556
Hunter 27 Pecan Grove, Oriental, NC
I've had 3 sets of Trojan T105s over the years and they all had a slight bulge. Florida heat?? Sulfation?? They seemed to work fine.
 
Oct 2, 2008
3,044
Pearson/ 530 Strafford, NH
Same here, one battery had a bulge for two years, maybe more. It died last fall as we got into the Chesapeake and I isolated it until I could get it replaced. At our town recycling center the attendants don’t run to my truck as I pull in because they know whatever I’m bringing in aint worth crap.
 
May 24, 2004
5,932
CC 30 South Florida
What is... sailing? Never heard that word :) (j/k... for the record, this is a 42' motoryacht)

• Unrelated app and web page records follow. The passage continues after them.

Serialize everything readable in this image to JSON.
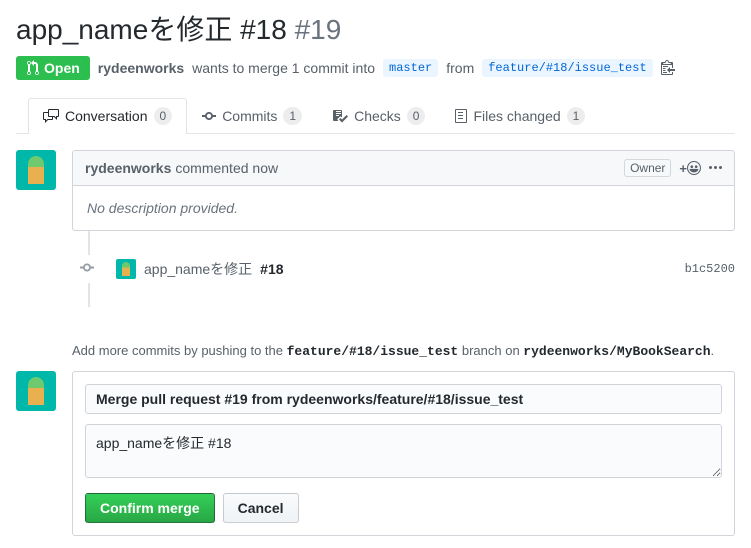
{
  "header": {
    "title": "app_nameを修正 #18",
    "pr_number": "#19",
    "state": "Open",
    "author": "rydeenworks",
    "merge_text_1": "wants to merge 1 commit into",
    "base_branch": "master",
    "merge_text_2": "from",
    "head_branch": "feature/#18/issue_test"
  },
  "tabs": {
    "conversation": {
      "label": "Conversation",
      "count": "0"
    },
    "commits": {
      "label": "Commits",
      "count": "1"
    },
    "checks": {
      "label": "Checks",
      "count": "0"
    },
    "files": {
      "label": "Files changed",
      "count": "1"
    }
  },
  "comment": {
    "author": "rydeenworks",
    "action": "commented now",
    "owner_label": "Owner",
    "body": "No description provided."
  },
  "commit": {
    "message": "app_nameを修正",
    "issue_ref": "#18",
    "sha": "b1c5200"
  },
  "hint": {
    "prefix": "Add more commits by pushing to the ",
    "branch": "feature/#18/issue_test",
    "middle": " branch on ",
    "repo": "rydeenworks/MyBookSearch",
    "suffix": "."
  },
  "merge": {
    "title_value": "Merge pull request #19 from rydeenworks/feature/#18/issue_test",
    "desc_value": "app_nameを修正 #18",
    "confirm": "Confirm merge",
    "cancel": "Cancel"
  }
}
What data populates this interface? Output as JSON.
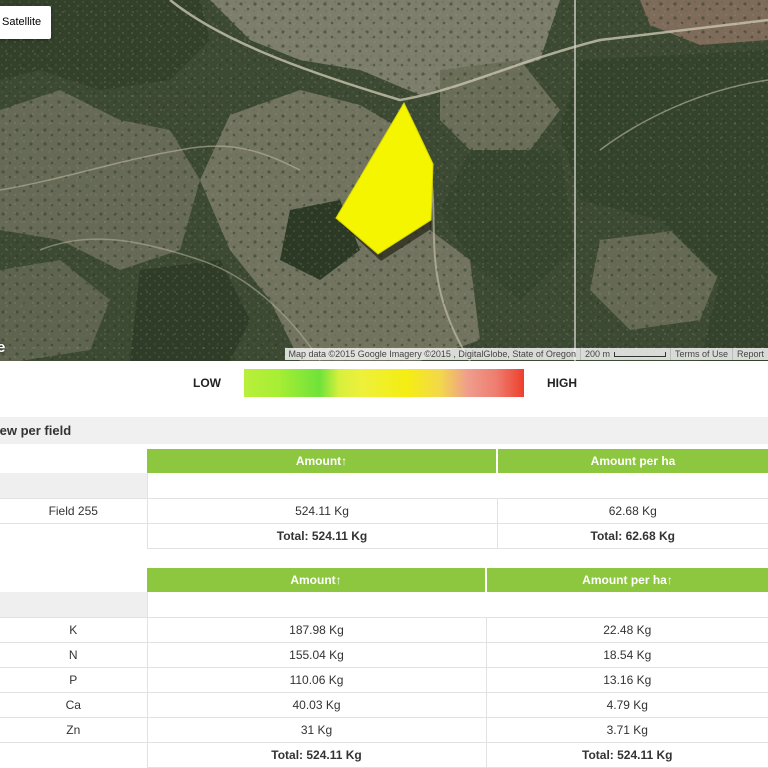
{
  "map": {
    "type_button": "Satellite",
    "logo_fragment": "e",
    "attribution": {
      "map_data": "Map data ©2015 Google Imagery ©2015 , DigitalGlobe, State of Oregon",
      "scale_label": "200 m",
      "terms": "Terms of Use",
      "report": "Report"
    },
    "field_polygon_color": "#f5f500"
  },
  "legend": {
    "low": "LOW",
    "high": "HIGH"
  },
  "overview": {
    "title": "iew per field"
  },
  "field_table": {
    "headers": [
      "Amount↑",
      "Amount per ha"
    ],
    "rows": [
      {
        "name": "Field 255",
        "amount": "524.11 Kg",
        "per_ha": "62.68 Kg"
      }
    ],
    "total_amount": "Total: 524.11 Kg",
    "total_per_ha": "Total: 62.68 Kg"
  },
  "nutrient_table": {
    "headers": [
      "Amount↑",
      "Amount per ha↑"
    ],
    "rows": [
      {
        "name": "K",
        "amount": "187.98 Kg",
        "per_ha": "22.48 Kg"
      },
      {
        "name": "N",
        "amount": "155.04 Kg",
        "per_ha": "18.54 Kg"
      },
      {
        "name": "P",
        "amount": "110.06 Kg",
        "per_ha": "13.16 Kg"
      },
      {
        "name": "Ca",
        "amount": "40.03 Kg",
        "per_ha": "4.79 Kg"
      },
      {
        "name": "Zn",
        "amount": "31 Kg",
        "per_ha": "3.71 Kg"
      }
    ],
    "total_amount": "Total: 524.11 Kg",
    "total_per_ha": "Total: 524.11 Kg"
  }
}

To Benny's point: I have never taken them off charge. Once a year I will do a plugs-out test and spend the weekend in our slip on batteries alone, but I haven't done it in a while. This is the first I have heard of taking them off charge regularly except to measure resting voltage. Moreover, I assumed, perhaps wrongly, that the maintenance/float charge from the multi-stage charger (Sterling) was the whole point of it. To never HAVE to take it off the roasting charge of the old copper behemoth that was my old charger.

:D )
The whole point is not the charger, but exercising the batteries. Continuous small charge currents to replace natural discharge are reported to allow for some sulfating. (I guess a stronger current is needed to combat sulfation) To be truthful I have never been able to tell the difference but like I said we use the boat frequently enough that it would not come into play. Know some folks that run the charger 24/7 for a few month at a time and they have no complaints. Do not know at what length of time the effect would significantly affect battery performance. For me I personally value convenience over $$(battery life); if it is inconvenient to cycle the charger I would leave them charging 24/7.